The next thing to do is visit games and activity stands. such as shooting galleries, ring toss games, goldfish scooping, fishing for yo-yos in a small pool, and die-cutting candy. Most games and activities are available at as little as a few hundred yen. If you can scoop the goldfish, you can take them home , but maybe it is the best to return them back in the tank if you are still traveling to other places.
Other than the food stands and activity stands, children’s favorite is also the masks of popular characters such as Hello Kitty, Pokemon, and superheroes. At more traditional en-nichi, there are also stalls selling antiques items, vintage clothing, daily commodities, food items and souvenirs.
In case of en-nichi in a large size or at a famous temple or shrine, it brings more businesses tothe shopping arcades and businesses surrounding neighborhoods as well. In addition, depending on the time of the year, there are other events featuring seasonal plants and flowers such as Chinese lantern plants and morning glories, and festivals held in thanksgiving for good harvests all throughout Japan.
If you go on a major en-nichi, you can certainly enjoy for well over half a day there. You do not even need to eat or buy anything , but it is still a very cultural experience to visit a temple or a shrine on a holy day, and get in a festive atmosphere at a shrine or a temple.
Schedule of main Ennichi days in Tokyo.
*Outdoor stands, stalls, etc. may not be able to open in a certain weather condition.
- Nishiarai Daishi Temple (21st of every month) (Japanese)
- Suiten-gu Shrine (5th of every month) (Japanese)
- Meguro Fudoson Temple (28th of every month) (Japanese)
- Enmei Kosodate Jizoson Temple (2nd, 12th, 22nd of every month) (Japanese)
- Iriya Kishimojin Iriya Morning Glory Fair (July 6-8) (Japanese)
- Senso-ji Temple Chinese Lantern Plant Fair (July 9, 10)
- Ikegami Honmon-ji Temple Oeshiki (A festival held on the anniversary of Nichiren Shonin’s death / October 11 – 13)
En-nichi throughout the year!?

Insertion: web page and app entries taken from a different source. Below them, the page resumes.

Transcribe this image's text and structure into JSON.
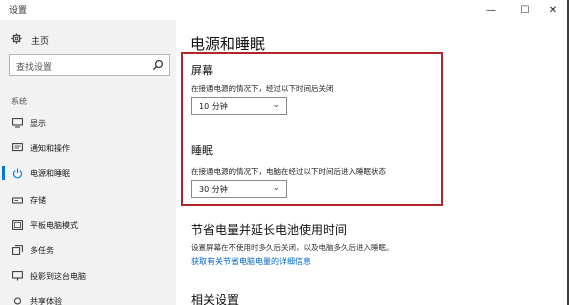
{
  "window": {
    "title": "设置",
    "minimize_glyph": "—",
    "maximize_glyph": "☐",
    "close_glyph": "✕"
  },
  "sidebar": {
    "home_label": "主页",
    "search_placeholder": "查找设置",
    "section_label": "系统",
    "items": [
      {
        "label": "显示",
        "icon": "monitor-icon"
      },
      {
        "label": "通知和操作",
        "icon": "notification-icon"
      },
      {
        "label": "电源和睡眠",
        "icon": "power-icon",
        "active": true
      },
      {
        "label": "存储",
        "icon": "storage-icon"
      },
      {
        "label": "平板电脑模式",
        "icon": "tablet-icon"
      },
      {
        "label": "多任务",
        "icon": "multitask-icon"
      },
      {
        "label": "投影到这台电脑",
        "icon": "projector-icon"
      },
      {
        "label": "共享体验",
        "icon": "share-icon"
      }
    ]
  },
  "main": {
    "page_title": "电源和睡眠",
    "screen": {
      "heading": "屏幕",
      "description": "在接通电源的情况下，经过以下时间后关闭",
      "selected": "10 分钟"
    },
    "sleep": {
      "heading": "睡眠",
      "description": "在接通电源的情况下，电脑在经过以下时间后进入睡眠状态",
      "selected": "30 分钟"
    },
    "battery": {
      "heading": "节省电量并延长电池使用时间",
      "description": "设置屏幕在不使用时多久后关闭，以及电脑多久后进入睡眠。",
      "link": "获取有关节省电脑电量的详细信息"
    },
    "related": {
      "heading": "相关设置"
    }
  },
  "colors": {
    "accent": "#0078d7",
    "highlight_border": "#b0242b",
    "sidebar_bg": "#f2f2f2",
    "link": "#0066cc"
  }
}
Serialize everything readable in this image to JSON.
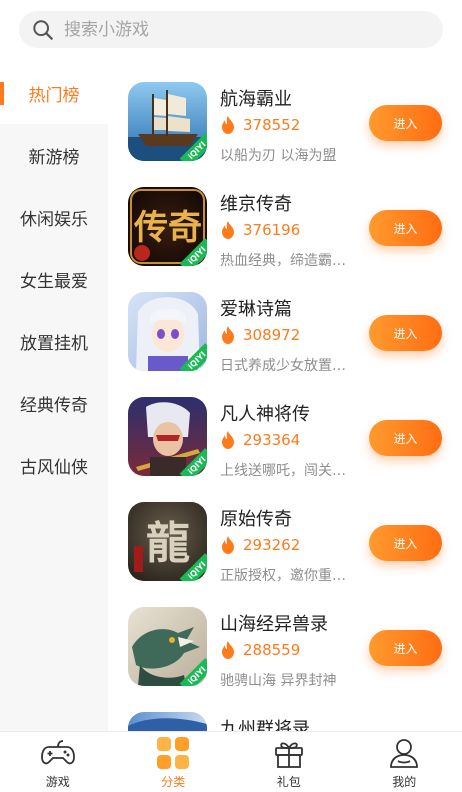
{
  "search": {
    "placeholder": "搜索小游戏"
  },
  "sidebar": {
    "items": [
      {
        "label": "热门榜",
        "active": true
      },
      {
        "label": "新游榜"
      },
      {
        "label": "休闲娱乐"
      },
      {
        "label": "女生最爱"
      },
      {
        "label": "放置挂机"
      },
      {
        "label": "经典传奇"
      },
      {
        "label": "古风仙侠"
      }
    ]
  },
  "games": [
    {
      "name": "航海霸业",
      "hot": "378552",
      "desc": "以船为刃 以海为盟",
      "button": "进入",
      "badge": "iQIYI"
    },
    {
      "name": "维京传奇",
      "hot": "376196",
      "desc": "热血经典，缔造霸…",
      "button": "进入",
      "badge": "iQIYI",
      "icon_text": "传奇"
    },
    {
      "name": "爱琳诗篇",
      "hot": "308972",
      "desc": "日式养成少女放置…",
      "button": "进入",
      "badge": "iQIYI"
    },
    {
      "name": "凡人神将传",
      "hot": "293364",
      "desc": "上线送哪吒，闯关…",
      "button": "进入",
      "badge": "iQIYI"
    },
    {
      "name": "原始传奇",
      "hot": "293262",
      "desc": "正版授权，邀你重…",
      "button": "进入",
      "badge": "iQIYI",
      "icon_text": "龍"
    },
    {
      "name": "山海经异兽录",
      "hot": "288559",
      "desc": "驰骋山海 异界封神",
      "button": "进入",
      "badge": "iQIYI"
    },
    {
      "name": "九州群将录"
    }
  ],
  "tabbar": {
    "items": [
      {
        "label": "游戏",
        "icon": "gamepad-icon"
      },
      {
        "label": "分类",
        "icon": "category-icon",
        "active": true
      },
      {
        "label": "礼包",
        "icon": "gift-icon"
      },
      {
        "label": "我的",
        "icon": "profile-icon"
      }
    ]
  },
  "colors": {
    "accent": "#ff7a1a",
    "badge": "#19b955"
  }
}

If your itinerary doesn’t include a holy day at a temple or a shrine, some commercial complexes have en-nichi all year around. These facilities are usually covered, or located indoor, so that there is no weather issue for the event.
Odaiba, Tokyo Ooedo-Onsen-Monogatari
This is a hot spring theme park in Odaiba, Tokyo. This facility houses the replicas of the townscapes from the Edo era, including games such as rubber ball fishing and shops selling old time crafts reminiscent of the Edo era. And of course the hot tubs are filled with natural hot spring water. This is where you can enjoy both the Ennichi atmosphere and relaxation in the hot tub.
Shin-Yokohama Raumen Museum
Shin-Yokohama Raumen Museum is set up as a theme park that offers varieties of ramen noodles from across the country. The retro-style interior recreates the look from the Showa 30s (1955-1964) townscape, and sets up the early evening hours of right after the sunset, when people used to stop at the ramen noodle stands. This facility features nine ramen stalls, accompanied by other stores that used to be everywhere in Japanese cities such as penny candy stores, toy stores and others, which are still common at Ennichi events.